My entire life, I’ve always found my birthday kind of disappointing. This isn’t because my life isn’t filled with thoughtful people who love me. It’s because I’ve had unrealistic expectations. Remember in “Sleepless in Seattle” when Rosie O’Donnell tells Meg Ryan, “you don’t want to be in love, you want to be in love in a movie”? Well, I’ve always wanted it to be my birthday in a movie. I want surprise parties. Copious amounts of flowers which weren’t purchased at the grocery store. Fancy cakes. Jugglers. Pony rides. Fancy gifts, like a trip to Hawaii. I don’t want my birthday — I want Oprah’s birthday.
My poor husband. Not only is my birthday the same week as Mother’s Day, it is also only two weeks after our anniversary. Add to that the fact that I’ve been pregnant or nursing a baby almost constantly for the last ten years, which is a hormonal roller coaster, and my above-described unrealistic expectations, and you have a lot of misery and guilt trips for a husband. I almost always have a complete meltdown on or around my birthday.

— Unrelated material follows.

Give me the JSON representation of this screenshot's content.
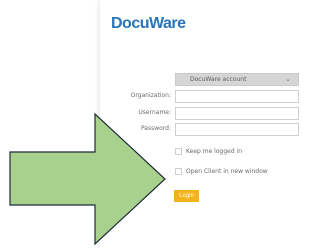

Here’s my big revelation for this year. I don’t need someone else to plan my ideal birthday. I can make my own. Why has it taken me so long to figure this out? And I don’t really need it to be fancy or fabulous.
One night this week, I snuggled up to Matt in bed and told him what I wanted. I wanted to take our children to a fun restaurant — one which does not serve chicken nuggets — of my choice. I wanted him to take them shopping and help them choose small, appropriate gifts for me for my birthday and for Mother’s Day. I expected not to cook dinner on Mother’s Day. I’d also like a couple of hours “off.” Oh, and don’t bother buying a cake at the grocery store — I’d rather make my own. He appreciated my specificity. The next morning he said, “Hey would you mind emailing me at work with an outline of your expectations for the weekend? I was a little sleepy last night.”

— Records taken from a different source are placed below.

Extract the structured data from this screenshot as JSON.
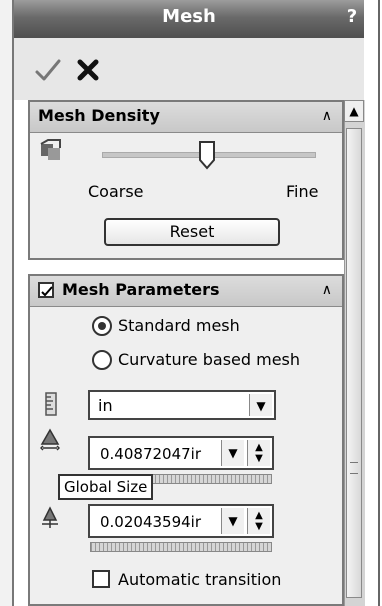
{
  "title": "Mesh",
  "help_label": "?",
  "actions": {
    "ok_icon": "check-icon",
    "cancel_icon": "x-icon"
  },
  "mesh_density": {
    "title": "Mesh Density",
    "slider_value": 0.5,
    "left_label": "Coarse",
    "right_label": "Fine",
    "reset_label": "Reset"
  },
  "mesh_parameters": {
    "title": "Mesh Parameters",
    "checked": true,
    "options": [
      {
        "label": "Standard mesh",
        "selected": true
      },
      {
        "label": "Curvature based mesh",
        "selected": false
      }
    ],
    "unit": "in",
    "global_size": "0.40872047ir",
    "tolerance": "0.02043594ir",
    "tooltip": "Global Size",
    "automatic_transition": "Automatic transition"
  }
}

Last night we took our kids to Tepanyaki (that’s the name and also the format — kind of like a pizza place called “Pizza”). Don’t bother telling me that this isn’t authentic Japanese food. I know. I still like it. And I have great childhood memories of a little place called Shoji’s. This used to be an occasional treat when I was a kid, and we found the knife-juggling chefs delightful. My boys felt the same way. They loved the onion-slice volcano, set on fire. They loved trying to catch a shrimp in their mouth. They loved the little chunks of meat, and trying to eat with chopsticks. I loved watching their faces light up. It was the perfect birthday dinner.
Matt took the boys to the grocery store after dinner to pick out cards and gifts (their gifts included Mike and Ikes, Junior Mints, and Hershey bars — I think they’ve been paying attention.) Bonus: He got their hair cut while he was at it.
People have done many nice things for me today. I had a couple of hours of shopping all by myself — heavenly. Matt came up with a great surprise — tickets to “Wait, wait, don’t tell me,” (if you don’t listen to NPR on Saturdays, you’re missing out). My sister Anne gave me a “Tremendous Tote of Targety Treats” (her words, not mine — if you don’t love Target, I can’t possibly understand why not). It has been a lovely, lovely day. And I haven’t cried. Not even once.